How much fun will your three year old child have learning to ride a bike?

Training wheels don’t work

If you have a young child who will learn to ride a bike sometime soon, you probably have recollections of the bike that you learnt on, and the awkwardness of bikes with stabilisers (also known as: training wheels). Recently, I came across this article about training wheels and balance bikes and it reminded me of the very different experience with my youngest son.

Balance bikes are much better

Balance bikes are great, as this video (not of my child) shows!

In my experience, they are obviously a better way to learn to ride a bike and it’s very surprising that anyone buys bikes with stabilisers (training wheels) any more. On a more professional note, this is also one of the best examples that I have encountered of innovation applied to learning by choosing different disclosure sequences, but that is a much bigger story.

How it started Continue reading

Do now, or do later?

Whenever you think of something, do you always do it immediately?

It’s wonderful when you can, because you don’t need to remember anything. You can play around and improvise on a whim. It’s fun, interesting and might lead anywhere; and if the things that trigger those thoughts are well organised, then it is likely to lead somewhere.

On the other hand, it might lead nowhere. Continue reading

An application of storytelling

Practical storytelling

What is storytelling used for?
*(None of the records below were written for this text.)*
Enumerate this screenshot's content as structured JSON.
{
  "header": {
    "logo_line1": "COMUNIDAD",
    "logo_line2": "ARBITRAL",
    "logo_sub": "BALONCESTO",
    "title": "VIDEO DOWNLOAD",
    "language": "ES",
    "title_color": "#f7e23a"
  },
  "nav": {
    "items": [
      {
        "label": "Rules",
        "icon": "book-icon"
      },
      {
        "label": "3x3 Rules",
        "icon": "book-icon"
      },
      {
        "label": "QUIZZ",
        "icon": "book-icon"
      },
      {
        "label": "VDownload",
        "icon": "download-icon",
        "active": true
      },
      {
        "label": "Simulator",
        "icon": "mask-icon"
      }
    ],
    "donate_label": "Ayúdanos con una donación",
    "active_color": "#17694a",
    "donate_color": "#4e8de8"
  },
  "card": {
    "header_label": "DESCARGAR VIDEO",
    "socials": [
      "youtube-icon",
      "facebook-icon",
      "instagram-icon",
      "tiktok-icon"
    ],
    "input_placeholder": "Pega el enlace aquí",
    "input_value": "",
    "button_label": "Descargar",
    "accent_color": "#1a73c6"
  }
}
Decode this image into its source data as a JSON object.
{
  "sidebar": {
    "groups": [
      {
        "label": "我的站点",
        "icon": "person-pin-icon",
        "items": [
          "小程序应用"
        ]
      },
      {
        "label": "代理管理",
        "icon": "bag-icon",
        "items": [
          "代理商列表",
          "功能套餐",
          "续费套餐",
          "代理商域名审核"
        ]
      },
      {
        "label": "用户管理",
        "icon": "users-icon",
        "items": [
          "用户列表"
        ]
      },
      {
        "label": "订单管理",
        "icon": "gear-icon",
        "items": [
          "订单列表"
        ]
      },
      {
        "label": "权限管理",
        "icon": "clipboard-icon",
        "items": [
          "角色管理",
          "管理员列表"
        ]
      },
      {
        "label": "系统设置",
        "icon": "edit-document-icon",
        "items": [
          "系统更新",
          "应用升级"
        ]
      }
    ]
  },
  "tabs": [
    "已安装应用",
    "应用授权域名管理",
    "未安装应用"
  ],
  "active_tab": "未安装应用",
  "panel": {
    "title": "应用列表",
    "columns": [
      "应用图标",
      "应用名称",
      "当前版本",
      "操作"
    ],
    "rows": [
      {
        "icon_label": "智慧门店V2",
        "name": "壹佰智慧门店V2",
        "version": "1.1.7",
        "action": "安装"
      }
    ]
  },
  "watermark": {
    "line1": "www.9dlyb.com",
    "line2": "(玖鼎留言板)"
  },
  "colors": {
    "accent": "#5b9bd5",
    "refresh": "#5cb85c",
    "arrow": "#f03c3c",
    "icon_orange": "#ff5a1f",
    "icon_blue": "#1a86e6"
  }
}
Storytelling is always important and is particularly topical this week when there is a great conference on the subject.

Examples of practical uses of storytelling abound in the fields of training and elsewhere. One of the most practical uses is in aviation, a field in which storytelling is rife. This is driven by the general acceptance, in aviation culture and especially among pilots, that no one has enough time or lives to learn entirely from their own mistakes; it is important also to learn from other people’s mistakes. Continue reading

The value of a story

How often have you heard …

“Have you heard that … ?”

“Don’t forget the old saying: …”

“Did you hear the one about … ?”

The need to pass on “the one about …” is based on the urge to share a good story. This happens with jokes, mythical tales and real life stories. So why is that? What is it about a good story that  is  “valuable”? We will return to this question. Continue reading

“Safety is no accident!”

For some reason, I am thinking about safety, and this well-known slogan came to mind.

It makes you think

It is a neat double entendre. Not surprisingly, “safety is no accident” is a slogan that is widely used to convey the importance of taking a positive approach to safety, along the lines of: “our record of no accident did not happen on its own, you know!”. While this makes us smile, it also carries a serious message.

It keeps you awake

In areas of operation where safety is taken particularly seriously, it provides a useful focus on the need for continuous vigilance, effort and development. “Safety is no accident” is perhaps best known in the field of aviation. Writing this just before boarding a transatlantic flight, with “the world’s favourite airline”, makes me particularly mindful of this!

Continue reading

Liking LikeMinds 2010

A global local conference

How often does a great conference on an emerging subject attract local, national and global participants to a quiet corner of the UK? Not often, I suspect.

Nevertheless last Friday, 2010 February 26, it happened again at LikeMinds 2010! The first time it happened was in 2009 on October 16th. Back in February 2009, two people met having got to know each other using Twitter, the popular social media tool/service. Scott Gould is a Devon-based web and experience designer. Trey Pennington is an American social media and business consultant. They met in Exeter and set the date for a half-day event which became LikeMinds 09. A local conference centre was the venue. People came from far and wide to became part of the inaugural gathering. Afterwards, they knew that they’d started something and felt the need to repeat it.

This time, just over four months later. More came to LikeMinds 2010, in the same relatively small venue. The same loyal bunch of social media specialists came back and brought more with them. There was more buzz and activity. This time, it lasted a full day and was followed by a business-oriented summit event at a prestigious location.

It was good to be there. It was good to meet new people. It was good to get a real sense of what is going on in human social communication. And all of this in my local city of Exeter, Devon, England.

There is more to come on this conference! But to give you a flavour, here is the talk by Chris Brogan … after I’d had lunch with him!

And, I am sure, more LikeMinds conferences to come.